[Stored dataset items]

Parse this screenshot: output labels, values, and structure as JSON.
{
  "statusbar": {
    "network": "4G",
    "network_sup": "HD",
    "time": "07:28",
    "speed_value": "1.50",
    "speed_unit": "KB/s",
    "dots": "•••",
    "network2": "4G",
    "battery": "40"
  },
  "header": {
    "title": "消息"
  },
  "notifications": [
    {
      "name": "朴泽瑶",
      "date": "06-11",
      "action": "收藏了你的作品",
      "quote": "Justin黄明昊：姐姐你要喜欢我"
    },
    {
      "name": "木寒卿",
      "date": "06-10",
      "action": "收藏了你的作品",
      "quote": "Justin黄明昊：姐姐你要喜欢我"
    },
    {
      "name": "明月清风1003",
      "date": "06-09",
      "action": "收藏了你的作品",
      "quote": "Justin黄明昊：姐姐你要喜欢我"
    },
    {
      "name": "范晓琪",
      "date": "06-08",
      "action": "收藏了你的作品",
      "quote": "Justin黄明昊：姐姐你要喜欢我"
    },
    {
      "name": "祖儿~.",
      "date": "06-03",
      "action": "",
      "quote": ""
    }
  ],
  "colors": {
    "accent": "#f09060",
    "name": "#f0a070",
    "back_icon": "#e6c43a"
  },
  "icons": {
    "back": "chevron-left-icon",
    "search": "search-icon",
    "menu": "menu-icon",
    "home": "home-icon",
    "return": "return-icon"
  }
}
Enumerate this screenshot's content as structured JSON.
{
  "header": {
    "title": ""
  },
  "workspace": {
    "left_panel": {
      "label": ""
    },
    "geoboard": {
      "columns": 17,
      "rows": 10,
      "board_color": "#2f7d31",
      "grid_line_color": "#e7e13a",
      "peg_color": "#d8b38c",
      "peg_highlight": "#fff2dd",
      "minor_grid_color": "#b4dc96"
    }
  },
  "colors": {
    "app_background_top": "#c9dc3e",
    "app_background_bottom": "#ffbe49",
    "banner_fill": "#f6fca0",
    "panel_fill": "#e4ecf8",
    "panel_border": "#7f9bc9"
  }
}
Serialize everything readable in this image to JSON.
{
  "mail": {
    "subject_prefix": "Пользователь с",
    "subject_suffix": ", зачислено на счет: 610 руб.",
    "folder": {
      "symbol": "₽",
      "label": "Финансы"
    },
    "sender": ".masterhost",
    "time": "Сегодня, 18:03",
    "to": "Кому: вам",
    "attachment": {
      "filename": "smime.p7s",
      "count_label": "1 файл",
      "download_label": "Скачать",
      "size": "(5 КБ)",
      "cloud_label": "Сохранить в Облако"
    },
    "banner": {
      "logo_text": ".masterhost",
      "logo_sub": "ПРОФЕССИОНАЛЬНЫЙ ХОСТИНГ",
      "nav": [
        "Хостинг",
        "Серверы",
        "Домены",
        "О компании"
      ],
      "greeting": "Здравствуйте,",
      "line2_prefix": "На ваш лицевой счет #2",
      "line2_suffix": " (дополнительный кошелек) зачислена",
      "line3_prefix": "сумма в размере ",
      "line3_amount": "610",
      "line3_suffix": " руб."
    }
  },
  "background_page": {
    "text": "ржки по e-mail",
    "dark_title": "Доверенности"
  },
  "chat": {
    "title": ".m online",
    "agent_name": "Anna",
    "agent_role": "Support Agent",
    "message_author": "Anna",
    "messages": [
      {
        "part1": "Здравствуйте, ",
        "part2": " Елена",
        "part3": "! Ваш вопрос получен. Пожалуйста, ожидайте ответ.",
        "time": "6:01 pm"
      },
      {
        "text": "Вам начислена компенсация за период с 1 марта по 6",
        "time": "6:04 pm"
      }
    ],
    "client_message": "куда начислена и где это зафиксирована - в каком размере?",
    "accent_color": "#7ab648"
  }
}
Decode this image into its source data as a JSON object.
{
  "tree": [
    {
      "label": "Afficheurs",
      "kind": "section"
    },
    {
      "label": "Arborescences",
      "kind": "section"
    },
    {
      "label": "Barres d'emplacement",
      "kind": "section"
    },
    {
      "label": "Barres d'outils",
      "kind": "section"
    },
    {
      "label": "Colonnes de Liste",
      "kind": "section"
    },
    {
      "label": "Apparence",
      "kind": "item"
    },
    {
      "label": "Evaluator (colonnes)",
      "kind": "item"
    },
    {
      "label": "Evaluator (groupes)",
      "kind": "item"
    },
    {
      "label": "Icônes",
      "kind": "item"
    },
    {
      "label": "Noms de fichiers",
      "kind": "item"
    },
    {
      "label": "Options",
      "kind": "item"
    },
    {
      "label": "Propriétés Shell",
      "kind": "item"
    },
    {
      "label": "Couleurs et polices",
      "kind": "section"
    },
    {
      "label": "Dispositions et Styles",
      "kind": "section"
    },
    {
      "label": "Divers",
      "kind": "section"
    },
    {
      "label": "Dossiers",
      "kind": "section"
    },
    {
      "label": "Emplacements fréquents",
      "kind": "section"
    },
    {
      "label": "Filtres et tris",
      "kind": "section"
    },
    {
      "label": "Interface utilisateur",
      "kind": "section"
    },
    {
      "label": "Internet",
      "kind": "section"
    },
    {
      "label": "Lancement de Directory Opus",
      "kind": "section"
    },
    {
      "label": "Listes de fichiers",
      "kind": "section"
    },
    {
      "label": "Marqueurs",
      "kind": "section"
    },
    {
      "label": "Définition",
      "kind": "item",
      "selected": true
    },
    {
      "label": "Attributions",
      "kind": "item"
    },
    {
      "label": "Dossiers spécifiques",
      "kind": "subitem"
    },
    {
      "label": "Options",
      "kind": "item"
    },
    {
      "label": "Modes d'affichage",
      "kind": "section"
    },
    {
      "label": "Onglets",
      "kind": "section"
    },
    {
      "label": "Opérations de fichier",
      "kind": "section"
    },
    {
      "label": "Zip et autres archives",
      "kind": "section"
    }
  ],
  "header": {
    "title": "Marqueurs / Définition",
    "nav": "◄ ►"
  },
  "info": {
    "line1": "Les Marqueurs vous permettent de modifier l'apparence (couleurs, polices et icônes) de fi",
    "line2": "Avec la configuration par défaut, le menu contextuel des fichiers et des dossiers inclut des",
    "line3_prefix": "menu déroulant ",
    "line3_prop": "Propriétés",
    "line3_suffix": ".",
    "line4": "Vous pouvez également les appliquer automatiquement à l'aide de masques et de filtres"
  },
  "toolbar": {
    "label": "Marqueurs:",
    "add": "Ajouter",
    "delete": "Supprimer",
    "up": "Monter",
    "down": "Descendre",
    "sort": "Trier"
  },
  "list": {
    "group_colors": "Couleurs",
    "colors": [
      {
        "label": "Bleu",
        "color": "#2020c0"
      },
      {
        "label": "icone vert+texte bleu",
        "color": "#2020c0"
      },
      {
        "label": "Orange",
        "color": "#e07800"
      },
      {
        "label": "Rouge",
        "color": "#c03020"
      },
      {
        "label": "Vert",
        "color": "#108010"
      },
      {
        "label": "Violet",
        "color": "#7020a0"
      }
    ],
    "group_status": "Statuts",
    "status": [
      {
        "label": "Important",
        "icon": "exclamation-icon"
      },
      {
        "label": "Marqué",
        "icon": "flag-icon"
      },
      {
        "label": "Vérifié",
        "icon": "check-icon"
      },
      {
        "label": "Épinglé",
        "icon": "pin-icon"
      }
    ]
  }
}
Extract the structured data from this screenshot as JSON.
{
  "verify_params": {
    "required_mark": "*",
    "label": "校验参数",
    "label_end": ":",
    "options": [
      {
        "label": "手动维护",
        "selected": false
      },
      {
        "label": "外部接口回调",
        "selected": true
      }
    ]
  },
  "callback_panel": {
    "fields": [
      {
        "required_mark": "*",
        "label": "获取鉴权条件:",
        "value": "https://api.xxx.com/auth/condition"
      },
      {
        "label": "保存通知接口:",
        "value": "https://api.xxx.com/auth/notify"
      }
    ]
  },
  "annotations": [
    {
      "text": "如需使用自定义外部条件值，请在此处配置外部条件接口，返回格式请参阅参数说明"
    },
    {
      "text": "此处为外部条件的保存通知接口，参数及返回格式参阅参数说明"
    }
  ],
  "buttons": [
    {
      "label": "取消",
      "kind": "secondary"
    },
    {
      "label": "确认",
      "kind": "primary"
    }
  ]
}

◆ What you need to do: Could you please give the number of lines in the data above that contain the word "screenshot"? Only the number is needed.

◆ Result below: 3